You got a question sitting on your tongue like a stray hair. Let me guess, you are trying to think how to ask about Daniel. I should have told you right off—it’s a long time you been waiting and wondering is he alive or dead. My, if you could see your face.
Daniel ain’t dead, far from it. But I cain’t say he healed, neither. Those first few years was hard but little by little he come back to himself. I myself think it was teaching school got him through. These days seem like the pain mostly leave him be, but it is hard to know. He don’t like to talk about it. Yes, he is still a bachelor, and maybe you are thinking he’ll stay that way. What young woman wants a one-armed schoolteacher lives way out on the frontier? But I’ll tell you true, the day he finds hisself a bride—and that day is coming—there will be weeping and a-wailing you can hear all the way to Johnstown and beyond. He could have his pick right here in Paradise, but he’s waiting for something. Or somebody.

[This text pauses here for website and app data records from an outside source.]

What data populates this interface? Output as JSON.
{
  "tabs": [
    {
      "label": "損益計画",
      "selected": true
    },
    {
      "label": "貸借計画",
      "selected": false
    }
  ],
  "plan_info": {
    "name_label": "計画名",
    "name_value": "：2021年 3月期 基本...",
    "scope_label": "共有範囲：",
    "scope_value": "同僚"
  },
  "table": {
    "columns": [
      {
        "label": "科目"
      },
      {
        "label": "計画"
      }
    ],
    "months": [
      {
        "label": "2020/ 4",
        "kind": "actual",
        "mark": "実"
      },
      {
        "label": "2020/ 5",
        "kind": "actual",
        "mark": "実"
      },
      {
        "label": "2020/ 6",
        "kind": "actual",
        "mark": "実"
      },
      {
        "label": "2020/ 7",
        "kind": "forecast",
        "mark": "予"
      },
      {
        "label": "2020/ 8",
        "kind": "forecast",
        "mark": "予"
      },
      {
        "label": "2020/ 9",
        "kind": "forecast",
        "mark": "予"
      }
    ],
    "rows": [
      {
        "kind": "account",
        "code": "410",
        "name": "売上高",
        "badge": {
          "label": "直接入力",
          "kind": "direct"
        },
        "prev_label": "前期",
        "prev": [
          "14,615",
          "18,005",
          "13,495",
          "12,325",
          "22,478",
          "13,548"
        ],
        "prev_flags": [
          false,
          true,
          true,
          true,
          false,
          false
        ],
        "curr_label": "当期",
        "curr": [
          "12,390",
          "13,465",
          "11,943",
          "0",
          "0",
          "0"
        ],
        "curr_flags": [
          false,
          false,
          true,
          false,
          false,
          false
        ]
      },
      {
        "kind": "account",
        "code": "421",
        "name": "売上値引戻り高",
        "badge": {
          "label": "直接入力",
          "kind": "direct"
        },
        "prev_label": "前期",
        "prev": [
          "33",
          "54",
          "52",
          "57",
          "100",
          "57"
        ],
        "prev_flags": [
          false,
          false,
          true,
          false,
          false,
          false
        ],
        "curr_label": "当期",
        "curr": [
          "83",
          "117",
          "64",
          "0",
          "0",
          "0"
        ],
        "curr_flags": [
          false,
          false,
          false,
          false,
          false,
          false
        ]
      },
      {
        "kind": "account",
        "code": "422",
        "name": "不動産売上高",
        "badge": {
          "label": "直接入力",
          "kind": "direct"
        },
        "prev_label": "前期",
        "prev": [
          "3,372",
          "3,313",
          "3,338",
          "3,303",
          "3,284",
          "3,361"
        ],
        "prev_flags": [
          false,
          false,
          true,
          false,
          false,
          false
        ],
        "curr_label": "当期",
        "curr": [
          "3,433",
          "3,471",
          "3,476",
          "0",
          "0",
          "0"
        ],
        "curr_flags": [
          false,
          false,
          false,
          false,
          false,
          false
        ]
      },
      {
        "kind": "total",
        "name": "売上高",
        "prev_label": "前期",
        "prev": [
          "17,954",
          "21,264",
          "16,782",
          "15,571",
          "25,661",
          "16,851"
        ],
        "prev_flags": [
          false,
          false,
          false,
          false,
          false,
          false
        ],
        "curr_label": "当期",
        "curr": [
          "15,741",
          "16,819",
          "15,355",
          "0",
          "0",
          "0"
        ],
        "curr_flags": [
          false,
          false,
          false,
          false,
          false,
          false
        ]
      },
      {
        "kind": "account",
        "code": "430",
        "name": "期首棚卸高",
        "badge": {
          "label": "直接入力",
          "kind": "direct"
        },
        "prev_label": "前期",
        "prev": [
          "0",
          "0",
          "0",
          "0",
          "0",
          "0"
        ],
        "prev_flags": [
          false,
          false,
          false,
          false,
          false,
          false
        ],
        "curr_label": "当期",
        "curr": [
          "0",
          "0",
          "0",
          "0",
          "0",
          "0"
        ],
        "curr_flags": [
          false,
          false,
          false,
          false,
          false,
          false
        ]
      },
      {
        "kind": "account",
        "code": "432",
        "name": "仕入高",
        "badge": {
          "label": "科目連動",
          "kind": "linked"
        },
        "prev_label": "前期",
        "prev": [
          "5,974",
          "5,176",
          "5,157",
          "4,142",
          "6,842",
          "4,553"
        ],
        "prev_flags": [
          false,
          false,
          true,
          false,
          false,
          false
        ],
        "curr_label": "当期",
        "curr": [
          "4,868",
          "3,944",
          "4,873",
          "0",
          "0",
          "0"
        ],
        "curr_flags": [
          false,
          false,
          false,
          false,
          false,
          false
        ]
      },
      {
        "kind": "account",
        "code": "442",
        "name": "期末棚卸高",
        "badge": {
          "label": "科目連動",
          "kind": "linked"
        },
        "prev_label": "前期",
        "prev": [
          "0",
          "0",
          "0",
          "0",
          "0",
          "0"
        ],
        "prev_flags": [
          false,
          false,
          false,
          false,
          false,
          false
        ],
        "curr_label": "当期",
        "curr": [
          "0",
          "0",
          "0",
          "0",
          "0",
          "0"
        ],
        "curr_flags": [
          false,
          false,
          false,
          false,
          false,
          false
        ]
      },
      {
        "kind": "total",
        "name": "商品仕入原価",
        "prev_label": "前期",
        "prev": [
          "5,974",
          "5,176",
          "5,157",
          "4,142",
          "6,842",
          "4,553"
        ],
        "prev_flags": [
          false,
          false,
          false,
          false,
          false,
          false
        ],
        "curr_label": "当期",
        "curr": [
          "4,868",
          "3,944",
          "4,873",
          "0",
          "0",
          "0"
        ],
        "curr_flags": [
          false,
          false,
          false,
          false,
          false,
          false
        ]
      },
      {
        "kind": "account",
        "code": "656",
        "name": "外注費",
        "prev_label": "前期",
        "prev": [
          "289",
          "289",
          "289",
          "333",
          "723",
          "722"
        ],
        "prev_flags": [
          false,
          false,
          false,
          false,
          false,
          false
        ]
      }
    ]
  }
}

Now I said enough. You will just have to go find out for yourself about everybody else, Jennet and Luke and Lily and her Simon, the folks up at Lake in the Clouds, all those people you wanting to know about. There’s enough going on to keep you busy for a good long time.
Don’t you worry, you can come back here and set with me whenever you got questions. I ain’t going nowhere for a while yet. Galileo fuss at me now and then in my dreams, wanting to know why am I taking so long to cross over?
I say, you Galileo, be patient! Don’t be fussing at me when I still got work to do. I got some stories to tell. Stories I kept to myself, maybe too long. I was always thinking, not yet, not now, and while I was hesitating time run off on me.
Mayhap I was waiting for you to tell what I know. We’ll find out, soon enough.
ELIZABETH BONNER TO HER DAUGHTER LILY BALLENTYNE
4th day of August 1823
This letter is overdue, I know. I hope you forgive me when you learn that I have held it back in order to share good news. Yesterday your sister Hannah was delivered of a healthy son. Both mother and child are in good health and spirits.